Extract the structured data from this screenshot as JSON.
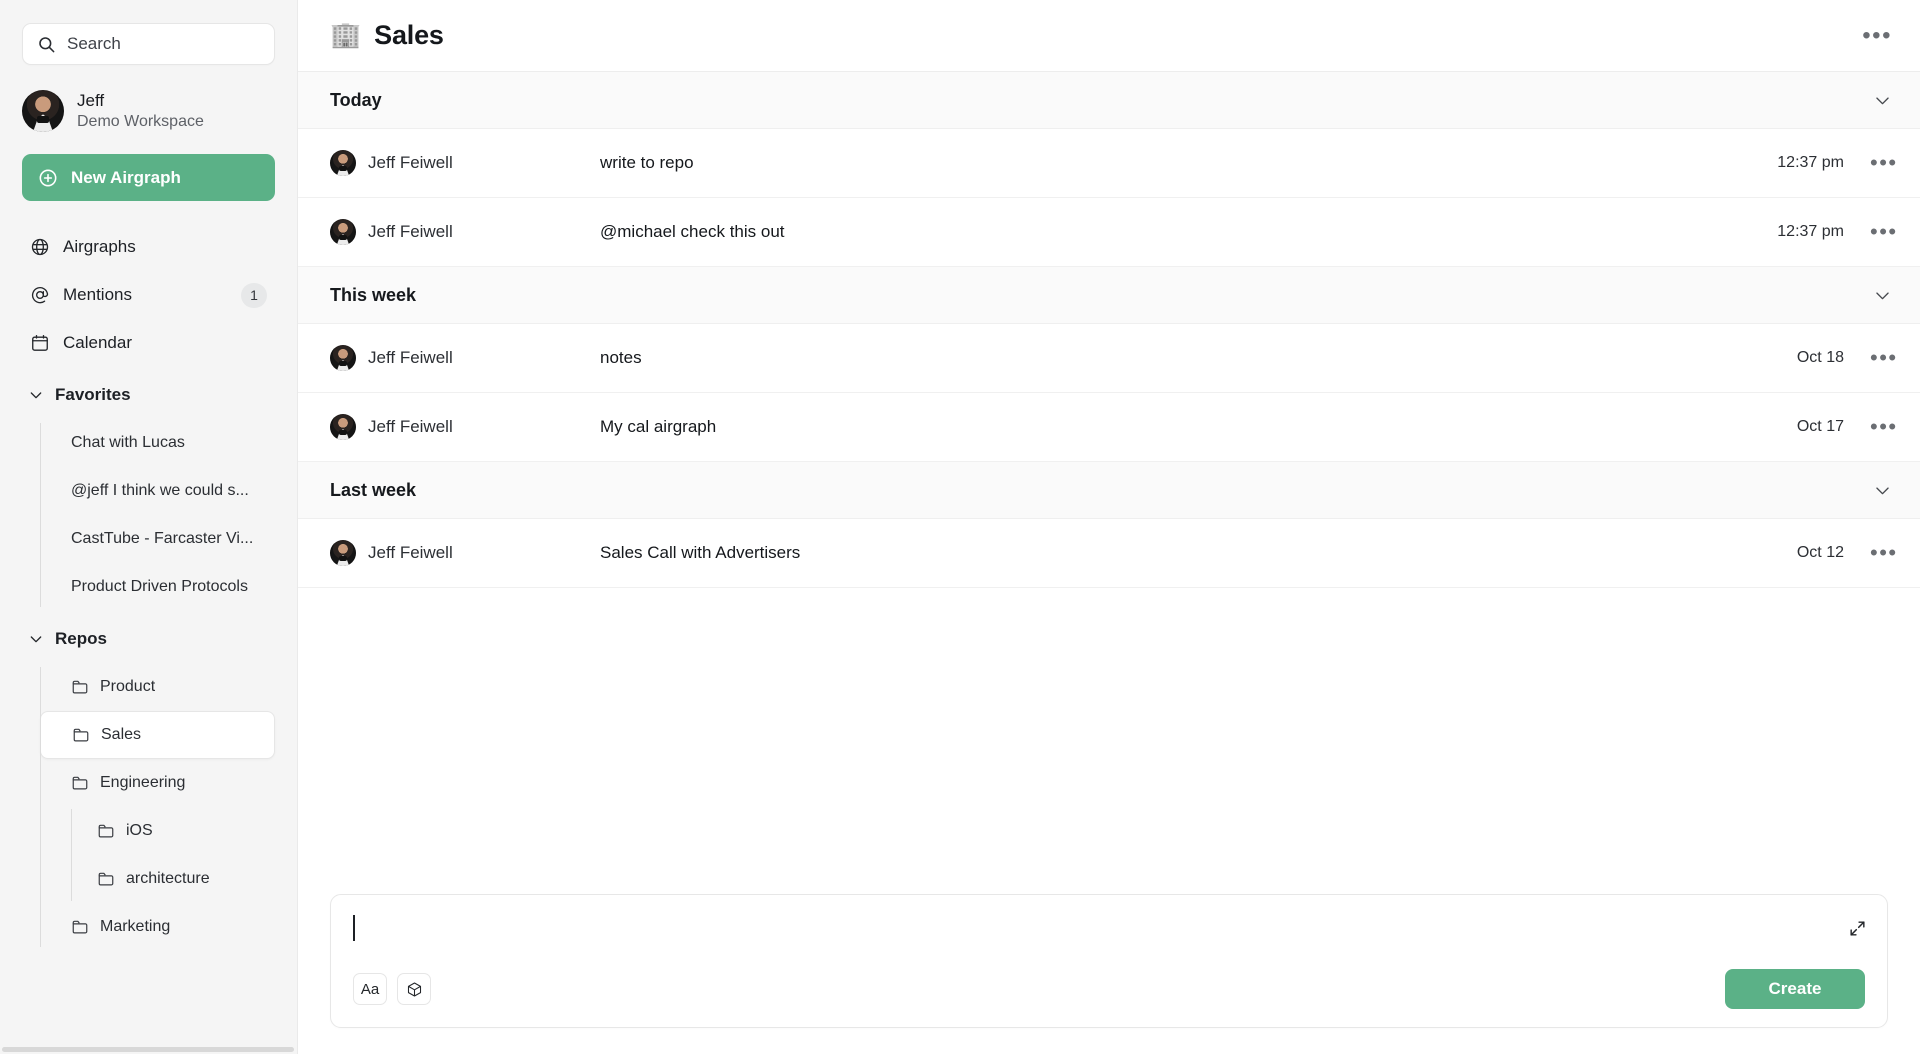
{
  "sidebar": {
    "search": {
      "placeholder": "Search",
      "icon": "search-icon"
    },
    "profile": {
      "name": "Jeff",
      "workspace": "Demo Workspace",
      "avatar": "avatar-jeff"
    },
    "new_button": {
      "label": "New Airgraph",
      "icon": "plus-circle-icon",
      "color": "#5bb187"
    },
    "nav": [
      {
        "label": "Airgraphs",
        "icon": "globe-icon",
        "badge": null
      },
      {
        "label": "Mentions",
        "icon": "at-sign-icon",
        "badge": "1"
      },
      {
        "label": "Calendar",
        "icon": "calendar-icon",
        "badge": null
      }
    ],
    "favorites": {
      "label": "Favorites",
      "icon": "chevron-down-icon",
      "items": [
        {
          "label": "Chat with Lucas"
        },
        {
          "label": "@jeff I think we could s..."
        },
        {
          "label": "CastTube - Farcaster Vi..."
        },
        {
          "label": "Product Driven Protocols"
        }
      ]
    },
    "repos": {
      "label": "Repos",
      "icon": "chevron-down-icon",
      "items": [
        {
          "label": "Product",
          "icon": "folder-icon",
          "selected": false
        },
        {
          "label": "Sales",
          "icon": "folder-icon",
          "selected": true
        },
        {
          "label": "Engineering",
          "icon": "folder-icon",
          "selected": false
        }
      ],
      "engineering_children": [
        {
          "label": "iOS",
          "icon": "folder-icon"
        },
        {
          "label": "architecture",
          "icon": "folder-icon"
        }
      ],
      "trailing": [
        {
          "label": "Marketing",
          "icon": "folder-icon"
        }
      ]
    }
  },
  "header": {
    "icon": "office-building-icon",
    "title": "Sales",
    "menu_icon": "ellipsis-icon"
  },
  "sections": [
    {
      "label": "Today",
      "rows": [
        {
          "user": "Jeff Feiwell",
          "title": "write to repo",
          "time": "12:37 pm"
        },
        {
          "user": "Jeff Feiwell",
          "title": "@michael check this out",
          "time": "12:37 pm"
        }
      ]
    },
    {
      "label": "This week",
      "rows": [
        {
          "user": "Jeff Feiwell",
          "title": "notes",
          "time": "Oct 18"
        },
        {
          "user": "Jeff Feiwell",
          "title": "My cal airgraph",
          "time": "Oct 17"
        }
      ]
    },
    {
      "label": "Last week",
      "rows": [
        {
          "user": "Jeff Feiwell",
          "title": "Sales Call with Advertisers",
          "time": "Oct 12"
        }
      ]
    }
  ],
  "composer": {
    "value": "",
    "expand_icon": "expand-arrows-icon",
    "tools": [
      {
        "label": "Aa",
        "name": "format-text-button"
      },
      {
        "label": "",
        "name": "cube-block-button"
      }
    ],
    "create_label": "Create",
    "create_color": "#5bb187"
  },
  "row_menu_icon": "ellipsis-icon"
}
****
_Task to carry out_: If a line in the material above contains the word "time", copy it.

_Answer to this task_:
          "time": "12:37 pm"
          "time": "12:37 pm"
          "time": "Oct 18"
          "time": "Oct 17"
          "time": "Oct 12"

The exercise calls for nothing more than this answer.